## TASK TO CARRY OUT
Your answer should consist of the lines in the listing that hold "views".
__________
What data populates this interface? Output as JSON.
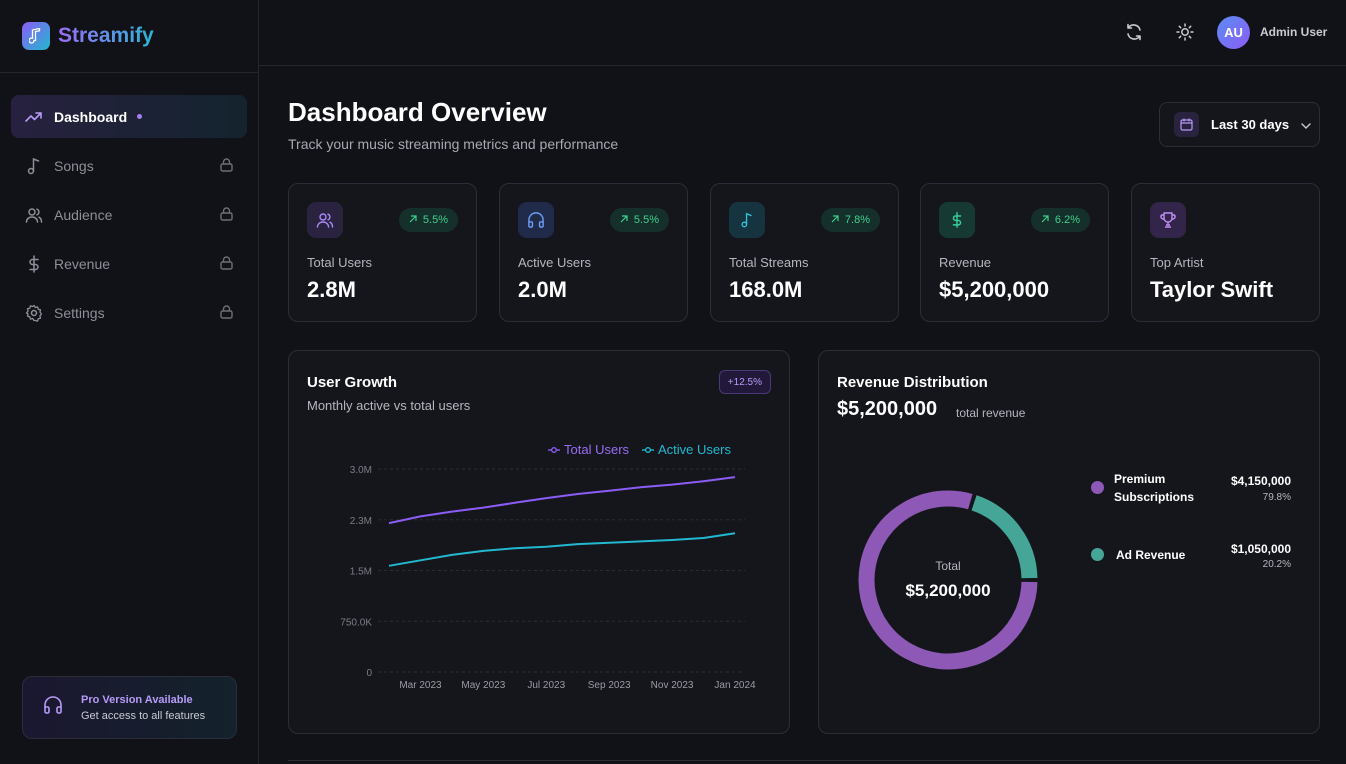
{
  "brand": {
    "name": "Streamify"
  },
  "sidebar": {
    "items": [
      {
        "label": "Dashboard",
        "icon": "trending-up-icon",
        "active": true
      },
      {
        "label": "Songs",
        "icon": "music-note-icon",
        "locked": true
      },
      {
        "label": "Audience",
        "icon": "users-icon",
        "locked": true
      },
      {
        "label": "Revenue",
        "icon": "dollar-icon",
        "locked": true
      },
      {
        "label": "Settings",
        "icon": "gear-icon",
        "locked": true
      }
    ],
    "pro": {
      "title": "Pro Version Available",
      "subtitle": "Get access to all features"
    }
  },
  "topbar": {
    "avatar_initials": "AU",
    "user_name": "Admin User"
  },
  "header": {
    "title": "Dashboard Overview",
    "subtitle": "Track your music streaming metrics and performance",
    "date_range": "Last 30 days"
  },
  "stats": [
    {
      "label": "Total Users",
      "value": "2.8M",
      "change": "5.5%",
      "icon": "users-icon",
      "color": "#8b5cf6"
    },
    {
      "label": "Active Users",
      "value": "2.0M",
      "change": "5.5%",
      "icon": "headphones-icon",
      "color": "#5b8cf5"
    },
    {
      "label": "Total Streams",
      "value": "168.0M",
      "change": "7.8%",
      "icon": "music-note-icon",
      "color": "#22b8cf"
    },
    {
      "label": "Revenue",
      "value": "$5,200,000",
      "change": "6.2%",
      "icon": "dollar-icon",
      "color": "#2fbf8f"
    },
    {
      "label": "Top Artist",
      "value": "Taylor Swift",
      "icon": "trophy-icon",
      "color": "#b07cf5"
    }
  ],
  "growth": {
    "title": "User Growth",
    "subtitle": "Monthly active vs total users",
    "badge": "+12.5%"
  },
  "chart_data": [
    {
      "type": "line",
      "x": [
        "Feb 2023",
        "Mar 2023",
        "Apr 2023",
        "May 2023",
        "Jun 2023",
        "Jul 2023",
        "Aug 2023",
        "Sep 2023",
        "Oct 2023",
        "Nov 2023",
        "Dec 2023",
        "Jan 2024"
      ],
      "x_tick_labels": [
        "Mar 2023",
        "May 2023",
        "Jul 2023",
        "Sep 2023",
        "Nov 2023",
        "Jan 2024"
      ],
      "y_tick_labels": [
        "0",
        "750.0K",
        "1.5M",
        "2.3M",
        "3.0M"
      ],
      "y_ticks": [
        0,
        750000,
        1500000,
        2250000,
        3000000
      ],
      "ylim": [
        0,
        3000000
      ],
      "series": [
        {
          "name": "Total Users",
          "color": "#8b5cf6",
          "values": [
            2200000,
            2300000,
            2370000,
            2430000,
            2500000,
            2570000,
            2630000,
            2680000,
            2730000,
            2770000,
            2820000,
            2880000
          ]
        },
        {
          "name": "Active Users",
          "color": "#22b8cf",
          "values": [
            1570000,
            1650000,
            1730000,
            1790000,
            1830000,
            1850000,
            1890000,
            1910000,
            1930000,
            1950000,
            1980000,
            2050000
          ]
        }
      ],
      "grid": true,
      "legend": "top-right"
    },
    {
      "type": "pie",
      "title": "Revenue Distribution",
      "total": "$5,200,000",
      "total_label": "total revenue",
      "center_label": "Total",
      "slices": [
        {
          "name": "Premium Subscriptions",
          "amount": "$4,150,000",
          "pct": "79.8%",
          "value": 79.8,
          "color": "#8e59b6"
        },
        {
          "name": "Ad Revenue",
          "amount": "$1,050,000",
          "pct": "20.2%",
          "value": 20.2,
          "color": "#45a596"
        }
      ]
    }
  ]
}
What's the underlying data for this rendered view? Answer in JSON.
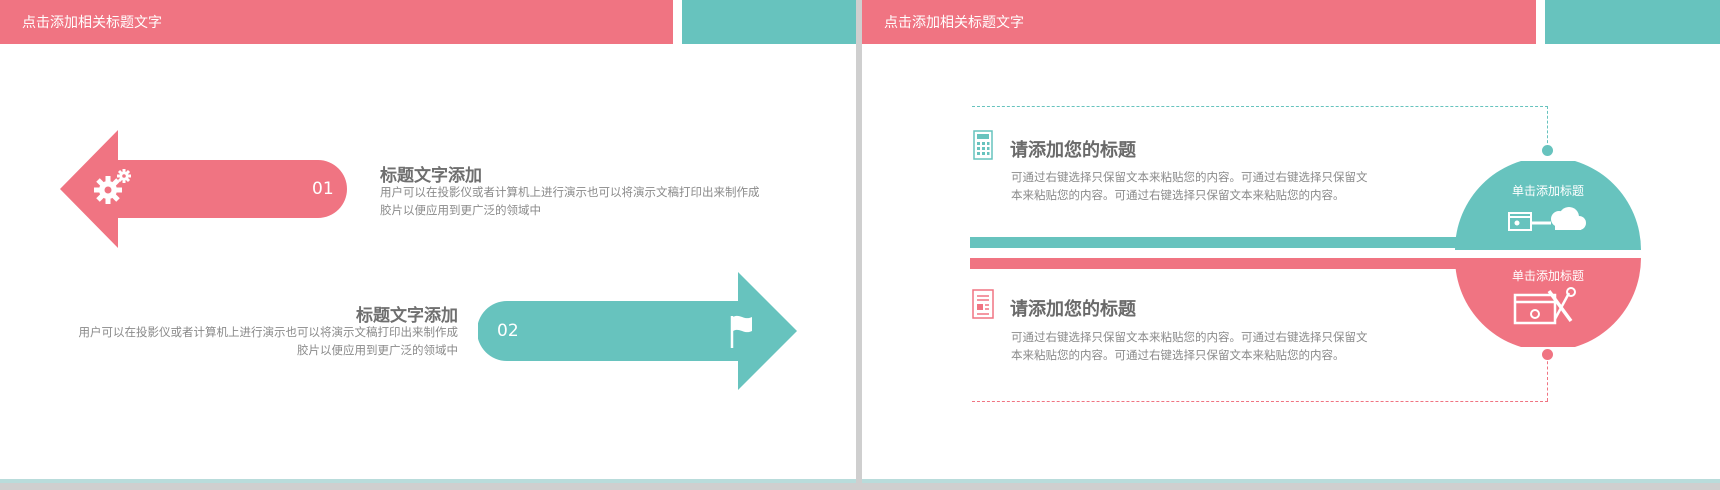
{
  "colors": {
    "pink": "#f07482",
    "teal": "#67c3be",
    "text": "#6f6f6f"
  },
  "left_slide": {
    "header_title": "点击添加相关标题文字",
    "item1": {
      "number": "01",
      "title": "标题文字添加",
      "desc_line1": "用户可以在投影仪或者计算机上进行演示也可以将演示文稿打印出来制作成",
      "desc_line2": "胶片以便应用到更广泛的领域中",
      "icon": "gears-icon"
    },
    "item2": {
      "number": "02",
      "title": "标题文字添加",
      "desc_line1": "用户可以在投影仪或者计算机上进行演示也可以将演示文稿打印出来制作成",
      "desc_line2": "胶片以便应用到更广泛的领域中",
      "icon": "flag-icon"
    }
  },
  "right_slide": {
    "header_title": "点击添加相关标题文字",
    "top_item": {
      "title": "请添加您的标题",
      "desc_line1": "可通过右键选择只保留文本来粘贴您的内容。可通过右键选择只保留文",
      "desc_line2": "本来粘贴您的内容。可通过右键选择只保留文本来粘贴您的内容。",
      "icon": "calculator-icon"
    },
    "bottom_item": {
      "title": "请添加您的标题",
      "desc_line1": "可通过右键选择只保留文本来粘贴您的内容。可通过右键选择只保留文",
      "desc_line2": "本来粘贴您的内容。可通过右键选择只保留文本来粘贴您的内容。",
      "icon": "document-icon"
    },
    "circle_top_label": "单击添加标题",
    "circle_bottom_label": "单击添加标题",
    "circle_top_icon": "cloud-transfer-icon",
    "circle_bottom_icon": "browser-tools-icon"
  }
}
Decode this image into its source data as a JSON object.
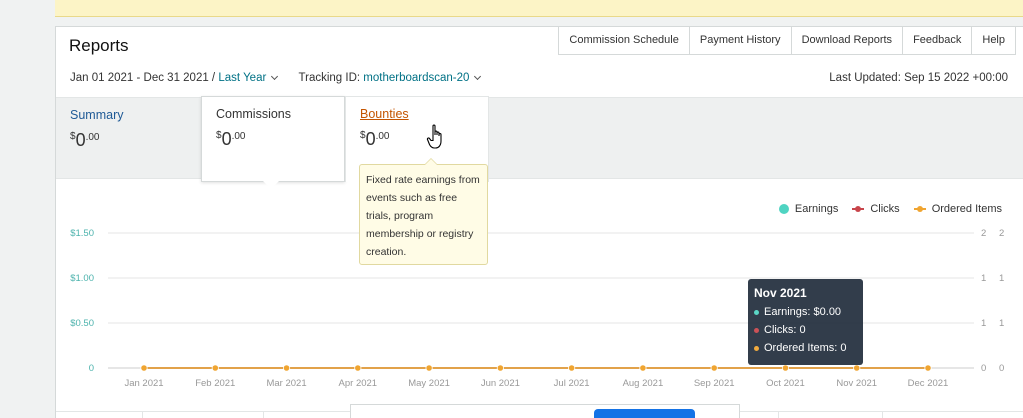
{
  "banner": {
    "text": "",
    "link": ""
  },
  "header": {
    "title": "Reports",
    "tabs": [
      "Commission Schedule",
      "Payment History",
      "Download Reports",
      "Feedback",
      "Help"
    ]
  },
  "filters": {
    "date_range": "Jan 01 2021 - Dec 31 2021 /",
    "period_link": "Last Year",
    "tracking_label": "Tracking ID:",
    "tracking_id": "motherboardscan-20",
    "last_updated": "Last Updated: Sep 15 2022 +00:00"
  },
  "summary_cards": [
    {
      "label": "Summary",
      "currency": "$",
      "whole": "0",
      "cents": ".00"
    },
    {
      "label": "Commissions",
      "currency": "$",
      "whole": "0",
      "cents": ".00"
    },
    {
      "label": "Bounties",
      "currency": "$",
      "whole": "0",
      "cents": ".00"
    }
  ],
  "bounties_tooltip": "Fixed rate earnings from events such as free trials, program membership or registry creation.",
  "legend": [
    {
      "label": "Earnings",
      "color": "#4fd4c2"
    },
    {
      "label": "Clicks",
      "color": "#c8454b"
    },
    {
      "label": "Ordered Items",
      "color": "#f0a531"
    }
  ],
  "chart_data": {
    "type": "line",
    "categories": [
      "Jan 2021",
      "Feb 2021",
      "Mar 2021",
      "Apr 2021",
      "May 2021",
      "Jun 2021",
      "Jul 2021",
      "Aug 2021",
      "Sep 2021",
      "Oct 2021",
      "Nov 2021",
      "Dec 2021"
    ],
    "series": [
      {
        "name": "Earnings",
        "axis": "left",
        "color": "#4fd4c2",
        "values": [
          0,
          0,
          0,
          0,
          0,
          0,
          0,
          0,
          0,
          0,
          0,
          0
        ]
      },
      {
        "name": "Clicks",
        "axis": "right1",
        "color": "#c8454b",
        "values": [
          0,
          0,
          0,
          0,
          0,
          0,
          0,
          0,
          0,
          0,
          0,
          0
        ]
      },
      {
        "name": "Ordered Items",
        "axis": "right2",
        "color": "#f0a531",
        "values": [
          0,
          0,
          0,
          0,
          0,
          0,
          0,
          0,
          0,
          0,
          0,
          0
        ]
      }
    ],
    "y_left_ticks": [
      "0",
      "$0.50",
      "$1.00",
      "$1.50"
    ],
    "y_left_lim": [
      0,
      1.5
    ],
    "y_right1_ticks": [
      "0",
      "1",
      "1",
      "2"
    ],
    "y_right2_ticks": [
      "0",
      "1",
      "1",
      "2"
    ],
    "grid": true,
    "legend_position": "top-right"
  },
  "hover_tooltip": {
    "title": "Nov 2021",
    "rows": [
      {
        "text": "Earnings: $0.00",
        "color": "#4fd4c2"
      },
      {
        "text": "Clicks: 0",
        "color": "#c8454b"
      },
      {
        "text": "Ordered Items: 0",
        "color": "#f0a531"
      }
    ]
  }
}
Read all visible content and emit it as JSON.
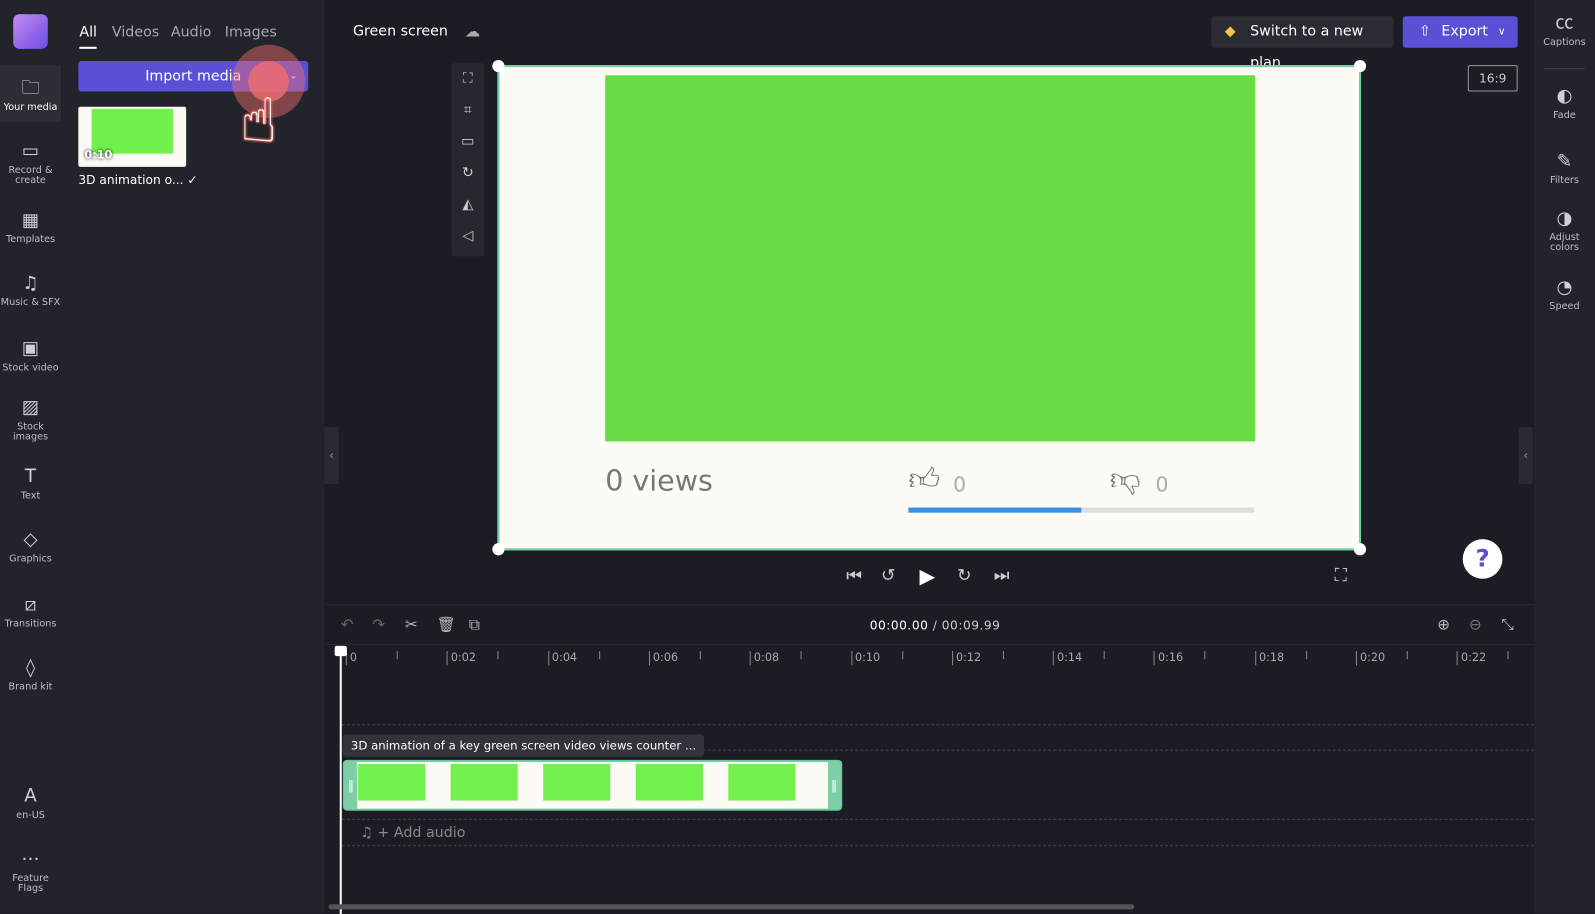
{
  "nav": [
    {
      "label": "Your media",
      "icon": "folder-icon"
    },
    {
      "label": "Record & create",
      "icon": "camera-icon"
    },
    {
      "label": "Templates",
      "icon": "templates-icon"
    },
    {
      "label": "Music & SFX",
      "icon": "music-icon"
    },
    {
      "label": "Stock video",
      "icon": "film-icon"
    },
    {
      "label": "Stock images",
      "icon": "image-icon"
    },
    {
      "label": "Text",
      "icon": "text-icon"
    },
    {
      "label": "Graphics",
      "icon": "shapes-icon"
    },
    {
      "label": "Transitions",
      "icon": "transitions-icon"
    },
    {
      "label": "Brand kit",
      "icon": "brand-icon"
    },
    {
      "label": "en-US",
      "icon": "language-icon"
    },
    {
      "label": "Feature Flags",
      "icon": "more-icon"
    }
  ],
  "panel": {
    "tabs": [
      "All",
      "Videos",
      "Audio",
      "Images"
    ],
    "import_label": "Import media",
    "media": [
      {
        "duration": "0:10",
        "name": "3D animation o..."
      }
    ]
  },
  "header": {
    "project_title": "Green screen",
    "plan_label": "Switch to a new plan",
    "export_label": "Export",
    "aspect_ratio": "16:9"
  },
  "preview": {
    "views_text": "0 views",
    "likes": "0",
    "dislikes": "0",
    "like_ratio": 0.5
  },
  "right": [
    {
      "label": "Captions",
      "icon": "captions-icon"
    },
    {
      "label": "Fade",
      "icon": "fade-icon"
    },
    {
      "label": "Filters",
      "icon": "filters-icon"
    },
    {
      "label": "Adjust colors",
      "icon": "adjust-colors-icon"
    },
    {
      "label": "Speed",
      "icon": "speed-icon"
    }
  ],
  "timeline": {
    "current": "00:00.00",
    "total": "00:09.99",
    "separator": " / ",
    "ticks": [
      "0",
      "0:02",
      "0:04",
      "0:06",
      "0:08",
      "0:10",
      "0:12",
      "0:14",
      "0:16",
      "0:18",
      "0:20",
      "0:22"
    ],
    "clip_title": "3D animation of a key green screen video views counter ...",
    "add_audio": "+ Add audio",
    "help": "?"
  }
}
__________
## WRITTEN SOLUTION
    "views_text": "0 views",
    "clip_title": "3D animation of a key green screen video views counter ...",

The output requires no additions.